Is alcoholism a disease? All the apologists for the ghastly toll of human life, wrecked homes and broken hearts taken by alcohol say it is. This has become the popular apologetic shibboleth of those who defend John Barleycorn. One of the best answers we have seen to this pretentious fallacy comes from the pen of the superintendent of a rescue mission in the United States. He says: If it is. . . .
It is the only disease that is contracted by an act of the will.
It is the only disease that requires a license to propogate it.
It is the only disease that is bottled and sold.
It is the only disease that requires outlets to spread it.
It is the only disease that produces a revenue for the government.
It is the only disease that provokes crime.
It is the only disease that is habit forming.
It is the only disease that is spread by advertising.
It is the only disease without a germ or virus cause, and for which there is no human corrective medicine.
It is the only disease that bars the patient from heaven.
One thing we know—alcohol misused is an enemy to society. Alcohol has taken its toll among doctors, lawyers, business executives, and even clergymen, as well as the man on skid row. The American people, when fully aroused, have risen to every occasion financially and otherwise to combat a disease that demonstrates itself to be a killer.
What have we done about alcoholism? Nothing! What will we do in the future? Nothing! Why? A campaign against alcoholism as a disease would close down every brewery and distillery in America.
That these words are one hundred per cent true every thinking person knows. Even the law does not view alcoholism as a disease, but a crime. When a person suffering from this "disease" kills another, he is not sent to the hospital but to the penitentiary.
This was taken from the Evangelical Christian, Toronto, Canada, June, 1962.
Ida Clemens, writer for the Commercial Appeal, Memphis, Tennessee, issue of June 13, 1962, wrote this about the dire effects of alcoholism: "Teenagers who are bending the elbow too often run the risk of being unable to straighten them. The fever of the bottle today too often becomes the disease of alcoholism tomorrow. These warnings came from two Memphis neuropsychiatrists concerned about teen-agers who are distorting their views of the world and themselves through the bottoms of liquor glasses."
She writes that Dr. Justus H. Adler said: "The most harmful effect of drinking is the gradual deterioration of the person's ability to distinguish between right and wrong. This emotional deterioration greases the slide from average to excessive drinking. Alcohol is not a stimulant. It is a narcotic. A person who takes narcotics in small doses eventually needs more and more to achieve the effect of 'feeling good,' an effect which comes only from the dulling of inhibitions. Drinking inevitably brings feelings of anxiety and guilt. The individual drinks more to anesthetize himself against this tension."
This able writer wrote: "The effects of alcohol on the body are the same in both sexes, but a young woman has a lot more to lose. She is aiming recklessly at her self-respect, her appearance and her health with frequent shots of liquor. When the fine ethical sense is dulled, then morals are affected. The removal of inhibitions promotes promiscuity."

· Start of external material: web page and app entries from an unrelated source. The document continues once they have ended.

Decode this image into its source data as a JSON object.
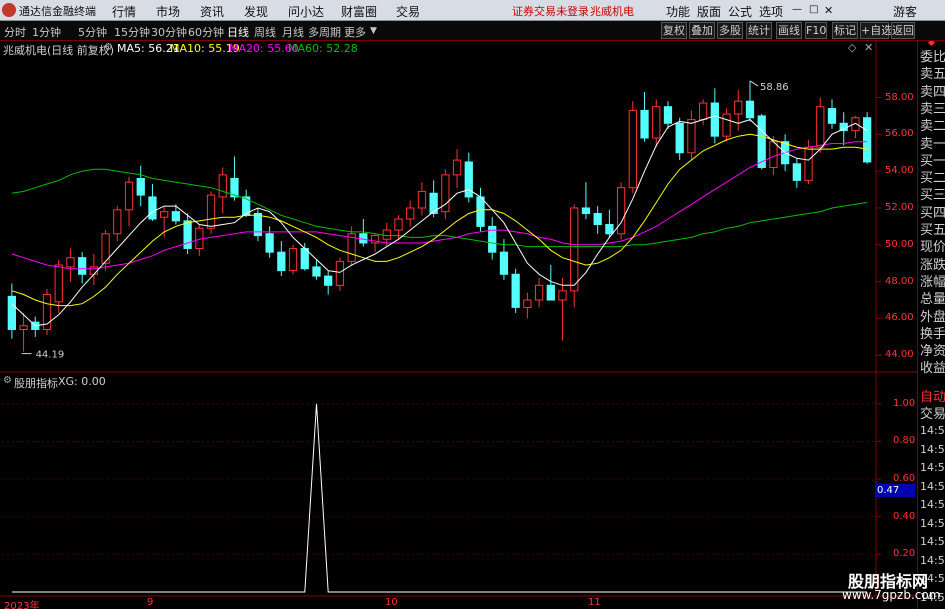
{
  "menubar": {
    "app_name": "通达信金融终端",
    "items": [
      "行情",
      "市场",
      "资讯",
      "发现",
      "问小达",
      "财富圈",
      "交易"
    ],
    "notice": "证券交易未登录",
    "stock": "兆威机电",
    "right_items": [
      "功能",
      "版面",
      "公式",
      "选项"
    ],
    "guest": "游客"
  },
  "toolbar": {
    "periods": [
      "分时",
      "1分钟",
      "5分钟",
      "15分钟",
      "30分钟",
      "60分钟",
      "日线",
      "周线",
      "月线",
      "多周期",
      "更多"
    ],
    "active": "日线",
    "right_buttons": [
      "复权",
      "叠加",
      "多股",
      "统计",
      "画线",
      "F10",
      "标记",
      "+自选",
      "返回"
    ]
  },
  "infobar": {
    "title": "兆威机电(日线 前复权)",
    "ma5": "MA5: 56.21",
    "ma10": "MA10: 55.19",
    "ma20": "MA20: 55.60",
    "ma60": "MA60: 52.28"
  },
  "colors": {
    "up": "#ff3232",
    "down": "#54ffff",
    "ma5": "#ffffff",
    "ma10": "#ffff00",
    "ma20": "#ff00ff",
    "ma60": "#00c000"
  },
  "lower": {
    "title": "股朋指标",
    "value": "XG: 0.00",
    "current": "0.47"
  },
  "right_panel": {
    "top_icon": "◆",
    "items": [
      "委比",
      "卖五",
      "卖四",
      "卖三",
      "卖二",
      "卖一",
      "买一",
      "买二",
      "买三",
      "买四",
      "买五",
      "现价",
      "涨跌",
      "涨幅",
      "总量",
      "外盘",
      "换手",
      "净资",
      "收益"
    ],
    "auto_labels": [
      "自动",
      "交易"
    ],
    "times": [
      "14:56",
      "14:56",
      "14:56",
      "14:56",
      "14:56",
      "14:56",
      "14:56",
      "14:56",
      "14:56",
      "14:56"
    ]
  },
  "watermark": {
    "line1": "股朋指标网",
    "line2": "www.7gpzb.com"
  },
  "chart_data": [
    {
      "type": "candlestick",
      "title": "兆威机电(日线 前复权)",
      "ylim": [
        43.2,
        60.2
      ],
      "y_ticks": [
        "58.00",
        "56.00",
        "54.00",
        "52.00",
        "50.00",
        "48.00",
        "46.00",
        "44.00"
      ],
      "x_ticks": [
        "2023年",
        "9",
        "10",
        "11"
      ],
      "annotations": [
        "58.86",
        "44.19"
      ],
      "ohlc": [
        [
          47.2,
          47.9,
          44.9,
          45.4
        ],
        [
          45.4,
          46.3,
          44.2,
          45.6
        ],
        [
          45.8,
          46.1,
          45.0,
          45.4
        ],
        [
          45.4,
          47.6,
          45.1,
          47.3
        ],
        [
          46.9,
          49.2,
          46.3,
          48.9
        ],
        [
          48.8,
          49.8,
          48.0,
          49.3
        ],
        [
          49.3,
          49.6,
          47.9,
          48.4
        ],
        [
          48.4,
          49.5,
          47.8,
          48.8
        ],
        [
          49.0,
          50.8,
          48.6,
          50.6
        ],
        [
          50.6,
          52.1,
          50.2,
          51.9
        ],
        [
          51.9,
          53.7,
          51.0,
          53.4
        ],
        [
          53.6,
          54.3,
          52.1,
          52.7
        ],
        [
          52.6,
          53.3,
          51.3,
          51.4
        ],
        [
          51.5,
          52.1,
          50.4,
          51.8
        ],
        [
          51.8,
          52.2,
          51.1,
          51.3
        ],
        [
          51.3,
          51.7,
          49.5,
          49.8
        ],
        [
          49.8,
          51.1,
          49.4,
          50.9
        ],
        [
          50.9,
          52.9,
          50.6,
          52.7
        ],
        [
          52.6,
          54.2,
          51.7,
          53.8
        ],
        [
          53.6,
          54.8,
          52.4,
          52.6
        ],
        [
          52.6,
          53.0,
          51.5,
          51.6
        ],
        [
          51.7,
          52.0,
          50.2,
          50.5
        ],
        [
          50.6,
          51.0,
          49.3,
          49.6
        ],
        [
          49.6,
          50.2,
          48.3,
          48.6
        ],
        [
          48.6,
          50.0,
          48.4,
          49.8
        ],
        [
          49.8,
          50.1,
          48.6,
          48.7
        ],
        [
          48.8,
          49.2,
          48.1,
          48.3
        ],
        [
          48.3,
          48.6,
          47.3,
          47.8
        ],
        [
          47.8,
          49.3,
          47.5,
          49.1
        ],
        [
          49.1,
          51.0,
          48.9,
          50.6
        ],
        [
          50.6,
          51.4,
          49.9,
          50.1
        ],
        [
          50.1,
          50.6,
          49.6,
          50.5
        ],
        [
          50.3,
          51.2,
          49.9,
          50.8
        ],
        [
          50.8,
          51.6,
          50.3,
          51.4
        ],
        [
          51.4,
          52.4,
          51.0,
          52.0
        ],
        [
          52.0,
          53.4,
          51.6,
          52.9
        ],
        [
          52.8,
          53.5,
          51.5,
          51.7
        ],
        [
          51.8,
          54.1,
          51.4,
          53.8
        ],
        [
          53.8,
          55.2,
          53.1,
          54.6
        ],
        [
          54.5,
          55.0,
          52.3,
          52.6
        ],
        [
          52.6,
          53.1,
          50.7,
          51.0
        ],
        [
          51.0,
          51.5,
          49.2,
          49.6
        ],
        [
          49.6,
          50.3,
          48.1,
          48.4
        ],
        [
          48.4,
          48.7,
          46.3,
          46.6
        ],
        [
          46.6,
          47.4,
          46.0,
          47.0
        ],
        [
          47.0,
          48.2,
          46.6,
          47.8
        ],
        [
          47.8,
          48.9,
          47.2,
          47.0
        ],
        [
          47.0,
          48.2,
          44.8,
          47.5
        ],
        [
          47.5,
          52.2,
          46.6,
          52.0
        ],
        [
          52.0,
          53.4,
          51.4,
          51.7
        ],
        [
          51.7,
          52.1,
          50.6,
          51.1
        ],
        [
          51.1,
          51.9,
          50.4,
          50.6
        ],
        [
          50.6,
          53.4,
          50.3,
          53.1
        ],
        [
          53.1,
          57.8,
          52.8,
          57.3
        ],
        [
          57.3,
          58.3,
          55.6,
          55.8
        ],
        [
          55.8,
          57.9,
          55.3,
          57.5
        ],
        [
          57.5,
          57.8,
          56.3,
          56.6
        ],
        [
          56.6,
          56.9,
          54.6,
          55.0
        ],
        [
          55.0,
          57.3,
          54.6,
          56.8
        ],
        [
          56.8,
          57.9,
          56.5,
          57.7
        ],
        [
          57.7,
          58.5,
          55.5,
          55.9
        ],
        [
          55.9,
          57.4,
          55.6,
          57.1
        ],
        [
          57.1,
          58.4,
          56.2,
          57.8
        ],
        [
          57.8,
          58.9,
          56.7,
          56.9
        ],
        [
          57.0,
          57.1,
          54.1,
          54.2
        ],
        [
          54.2,
          55.9,
          53.8,
          55.6
        ],
        [
          55.6,
          56.0,
          54.0,
          54.4
        ],
        [
          54.4,
          54.7,
          53.1,
          53.5
        ],
        [
          53.5,
          55.7,
          53.3,
          55.3
        ],
        [
          55.3,
          58.0,
          55.0,
          57.5
        ],
        [
          57.4,
          57.9,
          56.3,
          56.6
        ],
        [
          56.6,
          57.2,
          55.4,
          56.2
        ],
        [
          56.2,
          57.0,
          55.8,
          56.9
        ],
        [
          56.9,
          57.2,
          54.4,
          54.5
        ]
      ],
      "ma5": [
        46.8,
        46.2,
        45.6,
        45.7,
        46.2,
        46.9,
        47.7,
        48.4,
        49.1,
        49.8,
        50.5,
        51.2,
        51.8,
        52.1,
        52.1,
        51.6,
        51.1,
        51.0,
        51.1,
        51.2,
        51.7,
        52.0,
        51.8,
        51.2,
        50.4,
        49.8,
        49.2,
        48.6,
        48.5,
        48.9,
        49.2,
        49.5,
        49.9,
        50.3,
        50.8,
        51.3,
        51.8,
        52.2,
        52.8,
        53.0,
        52.6,
        51.9,
        51.2,
        50.1,
        49.0,
        48.4,
        48.0,
        47.8,
        47.8,
        48.5,
        49.5,
        50.4,
        51.2,
        52.5,
        54.0,
        55.4,
        56.4,
        56.7,
        56.6,
        56.8,
        57.0,
        56.8,
        56.6,
        56.8,
        56.2,
        55.6,
        55.0,
        54.7,
        54.6,
        55.2,
        56.0,
        56.3,
        56.6,
        56.2
      ],
      "ma10": [
        47.5,
        47.3,
        47.0,
        46.8,
        46.7,
        46.7,
        46.8,
        47.2,
        47.7,
        48.4,
        49.0,
        49.6,
        50.2,
        50.7,
        51.0,
        51.2,
        51.3,
        51.4,
        51.5,
        51.5,
        51.6,
        51.6,
        51.5,
        51.3,
        51.0,
        50.7,
        50.4,
        50.0,
        49.7,
        49.5,
        49.3,
        49.1,
        49.1,
        49.3,
        49.6,
        49.9,
        50.3,
        50.8,
        51.3,
        51.7,
        51.9,
        51.9,
        51.7,
        51.3,
        50.8,
        50.3,
        49.7,
        49.3,
        49.1,
        48.9,
        49.0,
        49.3,
        49.7,
        50.4,
        51.3,
        52.3,
        53.3,
        54.1,
        54.6,
        55.1,
        55.4,
        55.7,
        55.9,
        56.0,
        55.9,
        55.7,
        55.5,
        55.3,
        55.2,
        55.2,
        55.2,
        55.3,
        55.3,
        55.2
      ],
      "ma20": [
        49.5,
        49.3,
        49.1,
        48.9,
        48.8,
        48.7,
        48.7,
        48.7,
        48.8,
        48.9,
        49.0,
        49.2,
        49.4,
        49.7,
        49.9,
        50.1,
        50.3,
        50.4,
        50.5,
        50.6,
        50.7,
        50.7,
        50.7,
        50.7,
        50.7,
        50.7,
        50.7,
        50.6,
        50.5,
        50.4,
        50.3,
        50.2,
        50.1,
        50.1,
        50.1,
        50.1,
        50.2,
        50.3,
        50.4,
        50.6,
        50.7,
        50.8,
        50.8,
        50.7,
        50.6,
        50.4,
        50.3,
        50.1,
        50.0,
        50.0,
        50.0,
        50.1,
        50.2,
        50.4,
        50.7,
        51.0,
        51.4,
        51.8,
        52.2,
        52.6,
        53.0,
        53.4,
        53.8,
        54.2,
        54.5,
        54.8,
        55.0,
        55.2,
        55.3,
        55.4,
        55.5,
        55.5,
        55.6,
        55.6
      ],
      "ma60": [
        52.8,
        52.9,
        53.1,
        53.3,
        53.5,
        53.8,
        54.0,
        54.1,
        54.1,
        54.0,
        53.9,
        53.8,
        53.6,
        53.5,
        53.4,
        53.3,
        53.2,
        53.1,
        52.9,
        52.7,
        52.5,
        52.2,
        51.9,
        51.6,
        51.4,
        51.2,
        51.0,
        50.9,
        50.8,
        50.7,
        50.7,
        50.6,
        50.5,
        50.5,
        50.4,
        50.4,
        50.5,
        50.5,
        50.4,
        50.3,
        50.2,
        50.1,
        50.0,
        50.0,
        49.9,
        49.9,
        49.9,
        49.9,
        49.9,
        49.9,
        49.9,
        49.9,
        49.9,
        50.0,
        50.0,
        50.1,
        50.2,
        50.3,
        50.4,
        50.6,
        50.7,
        50.9,
        51.0,
        51.2,
        51.3,
        51.4,
        51.5,
        51.6,
        51.7,
        51.8,
        52.0,
        52.1,
        52.2,
        52.3
      ]
    },
    {
      "type": "line",
      "title": "股朋指标",
      "ylim": [
        0,
        1.1
      ],
      "y_ticks": [
        "1.00",
        "0.80",
        "0.60",
        "0.40",
        "0.20"
      ],
      "series": [
        {
          "name": "XG",
          "spike_index": 26,
          "values_note": ""
        }
      ],
      "values": [
        0,
        0,
        0,
        0,
        0,
        0,
        0,
        0,
        0,
        0,
        0,
        0,
        0,
        0,
        0,
        0,
        0,
        0,
        0,
        0,
        0,
        0,
        0,
        0,
        0,
        0,
        1,
        0,
        0,
        0,
        0,
        0,
        0,
        0,
        0,
        0,
        0,
        0,
        0,
        0,
        0,
        0,
        0,
        0,
        0,
        0,
        0,
        0,
        0,
        0,
        0,
        0,
        0,
        0,
        0,
        0,
        0,
        0,
        0,
        0,
        0,
        0,
        0,
        0,
        0,
        0,
        0,
        0,
        0,
        0,
        0,
        0,
        0,
        0
      ]
    }
  ]
}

She further writes that Dr. Carroll C. Turner said: "Gastritis—inflammation of the stomach lining—is an immediate physical damage from drinking. Continued gastric irritations from alcohol lead to gastritis. This produces lack of desire to eat, inability of the body to retain nourishing food and subsequent loss of weight. Alcohol anesthetizes body cells, cutting down their efficiency in utilizing nourishment including vitamins.
"Continual drinking may tragically rob young people of their highest development physically, mentally and emotionally. Many who are good students now may find their ability to comprehend, learn and retain sadly impaired.
"It may take time, but once an individual crosses the line separating social drinking from alcoholism, physical effects are disastrous and often fatal. One possible complication is so-called alcoholic neuritis which results from the body's inability to keep vitamin reserves up. There is evidence that alcohol damages the liver. Not many alcoholics go blind, but in time, alcohol affects the optic nerve and impairs vision. Various types of mental diseases are due to alcohol. In late stages, alcohol can cause shrinking of the brain with resultant death of all functions. Damage to vital organs such as the heart and kidney are secondary effects of alcoholism."